Needless to say, this incompetence, identically repeated in Belfast, would dramatically affect Nordic's rosy declarations of just a few nice little electric trucks a day in Belfast.
Nor do Nordic's rosy carbon protestations include transporting large amounts of fishmeal ingredients from far-flung corners of the world, or the killing of topsoil - a major carbon mitigator - by the use of pesticides to grow soy and possibly other grains for aquaculture's grossly inefficient food-production model.
Then there are fish escapes, for which one look no further than the false February 2019 testimony given by Nordic's Marianne Naess to the Maine legislature's Joint Standing Committee on Agriculture, Conservation and Forestry, in which Naess said fish can't escape from land-based industrial fish farms.
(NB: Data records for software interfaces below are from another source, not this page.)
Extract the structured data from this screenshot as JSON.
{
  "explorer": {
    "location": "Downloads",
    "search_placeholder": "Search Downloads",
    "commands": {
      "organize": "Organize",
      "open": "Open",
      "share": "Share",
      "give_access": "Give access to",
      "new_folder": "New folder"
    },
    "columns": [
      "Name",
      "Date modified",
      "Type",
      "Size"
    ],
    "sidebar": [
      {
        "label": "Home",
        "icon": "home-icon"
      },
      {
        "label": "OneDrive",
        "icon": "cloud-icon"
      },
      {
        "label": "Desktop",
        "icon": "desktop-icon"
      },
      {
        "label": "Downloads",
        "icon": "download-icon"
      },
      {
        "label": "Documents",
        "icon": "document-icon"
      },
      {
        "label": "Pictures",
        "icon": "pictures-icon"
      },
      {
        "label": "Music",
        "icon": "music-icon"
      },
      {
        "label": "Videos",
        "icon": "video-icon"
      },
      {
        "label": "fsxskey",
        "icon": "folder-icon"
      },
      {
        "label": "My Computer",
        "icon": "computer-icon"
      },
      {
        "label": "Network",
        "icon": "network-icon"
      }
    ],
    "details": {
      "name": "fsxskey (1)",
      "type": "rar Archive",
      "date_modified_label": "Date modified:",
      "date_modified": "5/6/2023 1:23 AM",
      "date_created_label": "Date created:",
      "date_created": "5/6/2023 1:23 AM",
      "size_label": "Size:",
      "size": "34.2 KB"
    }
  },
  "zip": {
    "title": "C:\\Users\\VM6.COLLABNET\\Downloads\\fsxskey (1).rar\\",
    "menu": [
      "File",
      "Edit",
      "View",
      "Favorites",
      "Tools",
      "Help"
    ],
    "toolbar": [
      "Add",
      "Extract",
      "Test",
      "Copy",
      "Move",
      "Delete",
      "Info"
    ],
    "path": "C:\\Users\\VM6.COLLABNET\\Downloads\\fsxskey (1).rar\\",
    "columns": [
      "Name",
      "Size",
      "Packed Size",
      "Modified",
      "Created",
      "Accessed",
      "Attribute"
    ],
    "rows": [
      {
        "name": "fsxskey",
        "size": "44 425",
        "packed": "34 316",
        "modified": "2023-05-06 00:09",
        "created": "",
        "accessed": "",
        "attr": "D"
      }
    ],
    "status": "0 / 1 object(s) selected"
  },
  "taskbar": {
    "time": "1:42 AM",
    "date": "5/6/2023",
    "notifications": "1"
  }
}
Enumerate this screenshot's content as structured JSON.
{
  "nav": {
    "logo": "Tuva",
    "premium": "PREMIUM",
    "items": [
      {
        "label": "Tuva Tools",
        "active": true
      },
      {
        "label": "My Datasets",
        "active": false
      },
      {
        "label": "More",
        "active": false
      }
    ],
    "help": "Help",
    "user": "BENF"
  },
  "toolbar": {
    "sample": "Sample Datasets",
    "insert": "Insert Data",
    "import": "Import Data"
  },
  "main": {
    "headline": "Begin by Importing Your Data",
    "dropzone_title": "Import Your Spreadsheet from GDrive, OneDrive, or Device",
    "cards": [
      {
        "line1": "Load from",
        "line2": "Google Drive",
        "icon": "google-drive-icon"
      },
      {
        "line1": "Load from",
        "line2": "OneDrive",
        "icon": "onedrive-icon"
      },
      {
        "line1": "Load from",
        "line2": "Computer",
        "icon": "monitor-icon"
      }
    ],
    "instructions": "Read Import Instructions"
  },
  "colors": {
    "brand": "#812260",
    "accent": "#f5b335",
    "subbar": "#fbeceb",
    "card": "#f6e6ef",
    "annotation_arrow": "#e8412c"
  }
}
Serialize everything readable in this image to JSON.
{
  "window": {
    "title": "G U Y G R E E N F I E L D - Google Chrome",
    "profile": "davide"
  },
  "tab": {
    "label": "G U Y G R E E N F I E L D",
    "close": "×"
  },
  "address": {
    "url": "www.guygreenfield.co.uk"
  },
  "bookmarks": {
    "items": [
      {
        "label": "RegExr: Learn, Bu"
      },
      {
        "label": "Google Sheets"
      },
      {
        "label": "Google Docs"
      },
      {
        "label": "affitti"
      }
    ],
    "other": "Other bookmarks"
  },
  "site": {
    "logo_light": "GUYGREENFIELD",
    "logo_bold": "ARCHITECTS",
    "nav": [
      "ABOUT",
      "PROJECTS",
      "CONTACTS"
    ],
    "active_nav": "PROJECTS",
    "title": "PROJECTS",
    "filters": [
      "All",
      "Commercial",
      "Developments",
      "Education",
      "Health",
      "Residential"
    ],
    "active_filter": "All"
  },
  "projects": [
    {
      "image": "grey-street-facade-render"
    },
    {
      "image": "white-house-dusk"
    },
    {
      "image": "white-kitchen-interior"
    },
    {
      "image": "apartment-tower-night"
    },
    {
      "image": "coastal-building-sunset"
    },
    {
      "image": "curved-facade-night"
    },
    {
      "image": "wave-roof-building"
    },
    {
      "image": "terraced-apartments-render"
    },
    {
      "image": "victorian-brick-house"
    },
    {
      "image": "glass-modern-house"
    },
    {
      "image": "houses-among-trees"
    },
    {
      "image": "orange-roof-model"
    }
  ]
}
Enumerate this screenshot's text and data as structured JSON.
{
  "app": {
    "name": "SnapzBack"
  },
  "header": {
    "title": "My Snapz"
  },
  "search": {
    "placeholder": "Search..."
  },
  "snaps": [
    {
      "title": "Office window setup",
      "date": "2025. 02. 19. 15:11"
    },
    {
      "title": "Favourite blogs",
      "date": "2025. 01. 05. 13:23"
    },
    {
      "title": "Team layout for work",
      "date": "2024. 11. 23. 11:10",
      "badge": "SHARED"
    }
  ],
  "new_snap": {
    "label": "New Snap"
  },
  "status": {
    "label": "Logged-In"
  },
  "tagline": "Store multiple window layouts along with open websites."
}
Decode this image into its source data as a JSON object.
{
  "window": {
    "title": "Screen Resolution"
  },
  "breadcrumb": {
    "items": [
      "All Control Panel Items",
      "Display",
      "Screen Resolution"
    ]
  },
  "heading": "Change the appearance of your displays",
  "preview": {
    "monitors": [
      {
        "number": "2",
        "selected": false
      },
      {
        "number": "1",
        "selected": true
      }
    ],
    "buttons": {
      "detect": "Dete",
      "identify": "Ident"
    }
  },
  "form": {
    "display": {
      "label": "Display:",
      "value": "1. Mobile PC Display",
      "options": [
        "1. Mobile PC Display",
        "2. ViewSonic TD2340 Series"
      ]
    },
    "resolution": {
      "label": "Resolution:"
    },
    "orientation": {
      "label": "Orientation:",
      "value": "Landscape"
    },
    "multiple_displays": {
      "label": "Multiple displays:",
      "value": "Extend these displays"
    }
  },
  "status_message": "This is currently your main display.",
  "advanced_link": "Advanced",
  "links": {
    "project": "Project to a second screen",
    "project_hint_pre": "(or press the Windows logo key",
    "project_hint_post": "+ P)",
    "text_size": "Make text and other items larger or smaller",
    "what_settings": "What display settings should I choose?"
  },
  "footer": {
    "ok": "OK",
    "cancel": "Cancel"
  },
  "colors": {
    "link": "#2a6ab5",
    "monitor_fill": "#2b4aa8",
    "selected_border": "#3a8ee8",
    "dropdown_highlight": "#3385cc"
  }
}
Naess's testimony completely contradicted various press accounts of just such escapes from land-based industrial fish farms in Norway and New Brunswick - to name the ones we know of. Even more shocking, Naess's testimony contradicts previous statements made by Nordic itself, in public meetings and on its website.
And on and on. As if evidence of Nordic's unreliability - and fundamental incompetence - were somehow sorely lacking.
I wish the Humboldt County Board of Supervisors and Planning Commissions all the best with their Nordic deliberations, but if they're looking to Nordic Aquafarms for reliable data, the historical record very much suggests they are looking in the wrong place.